| Your objective |
Return every line of the listing below so that it matches the original exactly.

| Exercise materials |
================================
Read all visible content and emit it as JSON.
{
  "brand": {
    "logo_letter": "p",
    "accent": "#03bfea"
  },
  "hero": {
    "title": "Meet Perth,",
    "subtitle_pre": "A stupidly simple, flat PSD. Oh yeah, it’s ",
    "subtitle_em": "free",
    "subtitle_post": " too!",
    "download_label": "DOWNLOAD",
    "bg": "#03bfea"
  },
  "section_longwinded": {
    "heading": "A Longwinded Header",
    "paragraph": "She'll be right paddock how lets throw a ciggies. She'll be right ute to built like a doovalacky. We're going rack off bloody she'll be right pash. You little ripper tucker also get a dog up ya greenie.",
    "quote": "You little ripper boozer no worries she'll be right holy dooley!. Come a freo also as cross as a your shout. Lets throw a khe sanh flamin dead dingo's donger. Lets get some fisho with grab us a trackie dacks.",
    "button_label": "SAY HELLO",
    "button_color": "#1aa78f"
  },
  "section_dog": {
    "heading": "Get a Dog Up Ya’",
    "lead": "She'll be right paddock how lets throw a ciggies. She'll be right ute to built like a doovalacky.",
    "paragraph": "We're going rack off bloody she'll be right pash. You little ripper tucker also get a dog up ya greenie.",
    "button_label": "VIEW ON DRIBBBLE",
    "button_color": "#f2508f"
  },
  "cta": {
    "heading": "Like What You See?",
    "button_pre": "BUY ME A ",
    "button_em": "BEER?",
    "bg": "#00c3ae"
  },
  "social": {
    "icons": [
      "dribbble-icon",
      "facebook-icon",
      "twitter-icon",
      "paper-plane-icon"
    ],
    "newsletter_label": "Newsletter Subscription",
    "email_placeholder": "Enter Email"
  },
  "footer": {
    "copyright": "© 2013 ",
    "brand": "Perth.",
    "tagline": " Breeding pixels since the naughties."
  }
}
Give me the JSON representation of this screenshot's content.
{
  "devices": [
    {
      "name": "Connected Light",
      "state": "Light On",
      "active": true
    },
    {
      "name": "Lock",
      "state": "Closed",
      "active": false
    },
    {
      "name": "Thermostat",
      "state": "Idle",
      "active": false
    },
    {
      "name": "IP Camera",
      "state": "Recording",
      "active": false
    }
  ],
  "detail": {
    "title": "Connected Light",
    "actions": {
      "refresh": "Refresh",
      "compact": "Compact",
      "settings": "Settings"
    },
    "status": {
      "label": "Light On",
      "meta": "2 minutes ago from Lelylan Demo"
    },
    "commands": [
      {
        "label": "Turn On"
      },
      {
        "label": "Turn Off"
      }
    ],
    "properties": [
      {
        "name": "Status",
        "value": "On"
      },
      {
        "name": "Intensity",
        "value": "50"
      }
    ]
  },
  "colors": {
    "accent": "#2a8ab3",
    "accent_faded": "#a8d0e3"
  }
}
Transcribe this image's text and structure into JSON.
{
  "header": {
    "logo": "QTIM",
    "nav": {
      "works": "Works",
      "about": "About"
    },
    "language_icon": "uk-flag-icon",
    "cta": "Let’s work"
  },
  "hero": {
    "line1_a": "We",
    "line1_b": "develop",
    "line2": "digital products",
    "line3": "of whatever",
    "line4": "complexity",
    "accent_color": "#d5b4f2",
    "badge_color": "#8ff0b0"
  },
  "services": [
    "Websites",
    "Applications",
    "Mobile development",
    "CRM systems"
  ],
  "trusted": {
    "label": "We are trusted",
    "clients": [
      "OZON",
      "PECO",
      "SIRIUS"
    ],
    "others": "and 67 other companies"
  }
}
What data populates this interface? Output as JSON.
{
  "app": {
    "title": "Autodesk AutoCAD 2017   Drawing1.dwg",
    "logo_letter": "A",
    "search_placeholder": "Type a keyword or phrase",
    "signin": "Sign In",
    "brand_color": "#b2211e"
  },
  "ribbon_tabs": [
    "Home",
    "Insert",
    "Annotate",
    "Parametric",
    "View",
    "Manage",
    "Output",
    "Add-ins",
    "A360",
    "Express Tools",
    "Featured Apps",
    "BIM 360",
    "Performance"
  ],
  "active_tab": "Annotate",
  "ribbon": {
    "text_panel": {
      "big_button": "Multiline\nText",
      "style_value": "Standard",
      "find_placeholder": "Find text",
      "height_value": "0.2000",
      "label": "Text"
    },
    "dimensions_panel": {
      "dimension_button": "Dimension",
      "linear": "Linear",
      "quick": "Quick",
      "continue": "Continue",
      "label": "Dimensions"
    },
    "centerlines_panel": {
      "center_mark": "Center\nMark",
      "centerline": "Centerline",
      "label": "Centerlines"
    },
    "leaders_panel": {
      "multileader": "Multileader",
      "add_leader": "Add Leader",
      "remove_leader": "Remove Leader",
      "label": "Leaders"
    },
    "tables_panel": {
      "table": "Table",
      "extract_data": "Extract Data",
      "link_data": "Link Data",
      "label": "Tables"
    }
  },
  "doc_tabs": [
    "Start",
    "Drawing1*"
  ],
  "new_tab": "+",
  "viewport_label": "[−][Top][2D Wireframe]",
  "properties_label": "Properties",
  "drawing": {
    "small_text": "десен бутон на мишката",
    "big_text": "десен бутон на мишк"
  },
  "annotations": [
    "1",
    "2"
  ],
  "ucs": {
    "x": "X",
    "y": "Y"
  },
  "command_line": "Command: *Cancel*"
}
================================
| Task output |
Read all visible content and emit it as JSON.
{
  "brand": {
    "logo_letter": "p",
    "accent": "#03bfea"
  },
  "hero": {
    "title": "Meet Perth,",
    "subtitle_pre": "A stupidly simple, flat PSD. Oh yeah, it’s ",
    "subtitle_em": "free",
    "subtitle_post": " too!",
    "download_label": "DOWNLOAD",
    "bg": "#03bfea"
  },
  "section_longwinded": {
    "heading": "A Longwinded Header",
    "paragraph": "She'll be right paddock how lets throw a ciggies. She'll be right ute to built like a doovalacky. We're going rack off bloody she'll be right pash. You little ripper tucker also get a dog up ya greenie.",
    "quote": "You little ripper boozer no worries she'll be right holy dooley!. Come a freo also as cross as a your shout. Lets throw a khe sanh flamin dead dingo's donger. Lets get some fisho with grab us a trackie dacks.",
    "button_label": "SAY HELLO",
    "button_color": "#1aa78f"
  },
  "section_dog": {
    "heading": "Get a Dog Up Ya’",
    "lead": "She'll be right paddock how lets throw a ciggies. She'll be right ute to built like a doovalacky.",
    "paragraph": "We're going rack off bloody she'll be right pash. You little ripper tucker also get a dog up ya greenie.",
    "button_label": "VIEW ON DRIBBBLE",
    "button_color": "#f2508f"
  },
  "cta": {
    "heading": "Like What You See?",
    "button_pre": "BUY ME A ",
    "button_em": "BEER?",
    "bg": "#00c3ae"
  },
  "social": {
    "icons": [
      "dribbble-icon",
      "facebook-icon",
      "twitter-icon",
      "paper-plane-icon"
    ],
    "newsletter_label": "Newsletter Subscription",
    "email_placeholder": "Enter Email"
  },
  "footer": {
    "copyright": "© 2013 ",
    "brand": "Perth.",
    "tagline": " Breeding pixels since the naughties."
  }
}
Give me the JSON representation of this screenshot's content.
{
  "devices": [
    {
      "name": "Connected Light",
      "state": "Light On",
      "active": true
    },
    {
      "name": "Lock",
      "state": "Closed",
      "active": false
    },
    {
      "name": "Thermostat",
      "state": "Idle",
      "active": false
    },
    {
      "name": "IP Camera",
      "state": "Recording",
      "active": false
    }
  ],
  "detail": {
    "title": "Connected Light",
    "actions": {
      "refresh": "Refresh",
      "compact": "Compact",
      "settings": "Settings"
    },
    "status": {
      "label": "Light On",
      "meta": "2 minutes ago from Lelylan Demo"
    },
    "commands": [
      {
        "label": "Turn On"
      },
      {
        "label": "Turn Off"
      }
    ],
    "properties": [
      {
        "name": "Status",
        "value": "On"
      },
      {
        "name": "Intensity",
        "value": "50"
      }
    ]
  },
  "colors": {
    "accent": "#2a8ab3",
    "accent_faded": "#a8d0e3"
  }
}
Transcribe this image's text and structure into JSON.
{
  "header": {
    "logo": "QTIM",
    "nav": {
      "works": "Works",
      "about": "About"
    },
    "language_icon": "uk-flag-icon",
    "cta": "Let’s work"
  },
  "hero": {
    "line1_a": "We",
    "line1_b": "develop",
    "line2": "digital products",
    "line3": "of whatever",
    "line4": "complexity",
    "accent_color": "#d5b4f2",
    "badge_color": "#8ff0b0"
  },
  "services": [
    "Websites",
    "Applications",
    "Mobile development",
    "CRM systems"
  ],
  "trusted": {
    "label": "We are trusted",
    "clients": [
      "OZON",
      "PECO",
      "SIRIUS"
    ],
    "others": "and 67 other companies"
  }
}
What data populates this interface? Output as JSON.
{
  "app": {
    "title": "Autodesk AutoCAD 2017   Drawing1.dwg",
    "logo_letter": "A",
    "search_placeholder": "Type a keyword or phrase",
    "signin": "Sign In",
    "brand_color": "#b2211e"
  },
  "ribbon_tabs": [
    "Home",
    "Insert",
    "Annotate",
    "Parametric",
    "View",
    "Manage",
    "Output",
    "Add-ins",
    "A360",
    "Express Tools",
    "Featured Apps",
    "BIM 360",
    "Performance"
  ],
  "active_tab": "Annotate",
  "ribbon": {
    "text_panel": {
      "big_button": "Multiline\nText",
      "style_value": "Standard",
      "find_placeholder": "Find text",
      "height_value": "0.2000",
      "label": "Text"
    },
    "dimensions_panel": {
      "dimension_button": "Dimension",
      "linear": "Linear",
      "quick": "Quick",
      "continue": "Continue",
      "label": "Dimensions"
    },
    "centerlines_panel": {
      "center_mark": "Center\nMark",
      "centerline": "Centerline",
      "label": "Centerlines"
    },
    "leaders_panel": {
      "multileader": "Multileader",
      "add_leader": "Add Leader",
      "remove_leader": "Remove Leader",
      "label": "Leaders"
    },
    "tables_panel": {
      "table": "Table",
      "extract_data": "Extract Data",
      "link_data": "Link Data",
      "label": "Tables"
    }
  },
  "doc_tabs": [
    "Start",
    "Drawing1*"
  ],
  "new_tab": "+",
  "viewport_label": "[−][Top][2D Wireframe]",
  "properties_label": "Properties",
  "drawing": {
    "small_text": "десен бутон на мишката",
    "big_text": "десен бутон на мишк"
  },
  "annotations": [
    "1",
    "2"
  ],
  "ucs": {
    "x": "X",
    "y": "Y"
  },
  "command_line": "Command: *Cancel*"
}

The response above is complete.